a battery's terminals if they are not connected in a circuit are not physically connected otherwise , like you would imagine , because if the battery left alone would ahve it's electrons or say neagtive charges flow to the positive then the battery would cancel itself out and the next time you would use it it would have zero current and zero volts inside of it.Because that is what happens whne you leave the battery in a closed circuit after a while.So from this alone you can logically conclude that if the battery terminals are not connected to anything then the electrons dont flow anywhere.
They start to flow through the battery only when they are driven by the potential difference but to get that you need to physically connect the both terminals in a closed circuit.

22. Dec 28, 2013

### sophiecentaur

Batteries are complicated and they add a whole extra level of understanding to this problem. Why not approach this from a more straightforward direction? A power supply (could be a battery, or a wall wart or a bicycle dynamo etc. etc.) will have two terminals. They have a potential difference across them. When not connected to anything, there is a state of equilibrium and no current is flowing. If you connect anything - even just a short length of wire, connected to just one terminal, some charge will flow and the potential will build up on the added item until no more charge flows. The relationship between PD and Charge is called Capacitance. Big objects have a large capacitance and small objects tend to have a small capacitance. If you want a large capacitance (lots of charge for a small PD) you can put two plates / sheets of metal close together, with an insulator (dielectric) between them - a 'Capacitor'. Connect a Capacitor between the two terminals and a lot of charge will flow until it's 'charged up'. If there is no resistive path between the terminals, the charge flow will eventually stop when the capacitor is fully charged and the volts across it are the same as the supply voltage.

If you really feel you have to talk in terms of electrons then most of the above will apply but, stop and think why electrical engineers very seldom deal in electrons. Do you think it's because they don't understand? Or just possibly, talking Charge, Current Volts etc. is a better way through the problem. If you got the 'electrons' model from School then, along with all the other students, you were probably not done any favours; possibly, the person who had to deliver that model to you (National Curriculum Reequirements and all that) wasn't keen on it or didn't actually understand it.
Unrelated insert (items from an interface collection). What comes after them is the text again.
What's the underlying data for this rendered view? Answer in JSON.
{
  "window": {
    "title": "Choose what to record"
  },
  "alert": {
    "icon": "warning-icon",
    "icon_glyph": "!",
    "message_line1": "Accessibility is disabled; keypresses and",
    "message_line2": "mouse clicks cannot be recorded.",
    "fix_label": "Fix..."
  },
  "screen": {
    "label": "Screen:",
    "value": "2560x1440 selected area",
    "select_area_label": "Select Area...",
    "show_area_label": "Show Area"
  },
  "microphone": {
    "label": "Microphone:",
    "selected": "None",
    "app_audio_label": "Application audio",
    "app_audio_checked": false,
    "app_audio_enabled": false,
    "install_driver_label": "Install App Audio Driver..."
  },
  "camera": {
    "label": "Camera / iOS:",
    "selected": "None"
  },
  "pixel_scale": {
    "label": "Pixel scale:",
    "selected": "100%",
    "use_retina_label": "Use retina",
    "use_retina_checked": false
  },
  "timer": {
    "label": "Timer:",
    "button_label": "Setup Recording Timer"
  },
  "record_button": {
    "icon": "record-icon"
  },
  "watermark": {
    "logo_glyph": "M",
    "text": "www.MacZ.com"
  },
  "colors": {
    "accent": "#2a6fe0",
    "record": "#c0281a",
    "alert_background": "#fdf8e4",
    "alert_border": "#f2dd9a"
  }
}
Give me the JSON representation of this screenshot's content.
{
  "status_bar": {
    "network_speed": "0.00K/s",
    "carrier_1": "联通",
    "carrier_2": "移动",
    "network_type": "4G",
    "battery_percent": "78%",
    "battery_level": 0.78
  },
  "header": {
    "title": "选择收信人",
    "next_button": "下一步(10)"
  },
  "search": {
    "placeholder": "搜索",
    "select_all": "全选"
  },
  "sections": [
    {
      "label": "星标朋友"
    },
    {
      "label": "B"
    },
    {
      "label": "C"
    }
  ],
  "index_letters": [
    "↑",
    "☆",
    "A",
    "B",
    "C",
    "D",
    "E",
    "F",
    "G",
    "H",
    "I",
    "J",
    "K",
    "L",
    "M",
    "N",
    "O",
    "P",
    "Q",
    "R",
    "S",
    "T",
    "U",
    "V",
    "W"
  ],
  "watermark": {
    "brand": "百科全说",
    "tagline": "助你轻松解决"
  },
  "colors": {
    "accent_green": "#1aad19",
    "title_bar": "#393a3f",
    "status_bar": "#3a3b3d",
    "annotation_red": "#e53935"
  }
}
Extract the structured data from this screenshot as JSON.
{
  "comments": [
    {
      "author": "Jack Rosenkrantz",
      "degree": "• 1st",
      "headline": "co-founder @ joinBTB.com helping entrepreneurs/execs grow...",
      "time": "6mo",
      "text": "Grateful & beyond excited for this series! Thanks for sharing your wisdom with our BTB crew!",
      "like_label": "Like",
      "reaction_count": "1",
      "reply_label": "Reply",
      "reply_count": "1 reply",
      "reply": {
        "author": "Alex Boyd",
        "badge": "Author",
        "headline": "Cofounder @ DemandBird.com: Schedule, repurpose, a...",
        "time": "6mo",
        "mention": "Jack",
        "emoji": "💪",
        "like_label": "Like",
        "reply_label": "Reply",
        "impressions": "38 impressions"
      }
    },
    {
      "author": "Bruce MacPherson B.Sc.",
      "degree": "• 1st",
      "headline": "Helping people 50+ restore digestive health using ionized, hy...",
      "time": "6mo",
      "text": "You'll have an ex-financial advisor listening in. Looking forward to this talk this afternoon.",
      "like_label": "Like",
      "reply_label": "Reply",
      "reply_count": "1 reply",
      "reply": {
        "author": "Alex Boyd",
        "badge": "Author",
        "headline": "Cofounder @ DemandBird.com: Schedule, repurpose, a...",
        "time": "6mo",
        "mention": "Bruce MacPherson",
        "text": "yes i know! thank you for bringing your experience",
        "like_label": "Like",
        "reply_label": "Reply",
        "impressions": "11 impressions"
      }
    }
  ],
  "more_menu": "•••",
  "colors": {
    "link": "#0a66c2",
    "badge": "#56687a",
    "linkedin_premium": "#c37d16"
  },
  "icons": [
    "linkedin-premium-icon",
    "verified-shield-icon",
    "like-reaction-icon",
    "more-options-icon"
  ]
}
23. Dec 28, 2013

### tfr000

Well of course any piece of wire functions as a capacitor and/or inductor, although a random wire hanging off of the positive terminal of <whatever>, and not passing near the negative terminal would be a really, really tiny capacitance. So yes, it would charge like a really, really tiny capacitor does. If it happens to lie close to the negative terminal, the capacitance will be a little more.
We're talking really, really tiny here - tightly twisted pairs of wire have capacitance in the pF/foot range. Your random wire might be .001 femtofarads or something like that.

24. Dec 28, 2013

### Entanglement

So there would be a potential difference and an instantaneous flowing current when connected to one of the two poles

25. Dec 28, 2013

### TumblingDice

It was a question, not an answer. I wanted the OP to explain more behind the thought process.

For example, where does the cathode begin and end?

The answer I would offer, rather than simply "the circuit is incomplete", is: "The wire is now the cathode."

I think that's a better way to describe the given scenario. I didn't think the OP expected the battery the would 'suck out' all of the electrons in the wire...

Last edited: Dec 28, 2013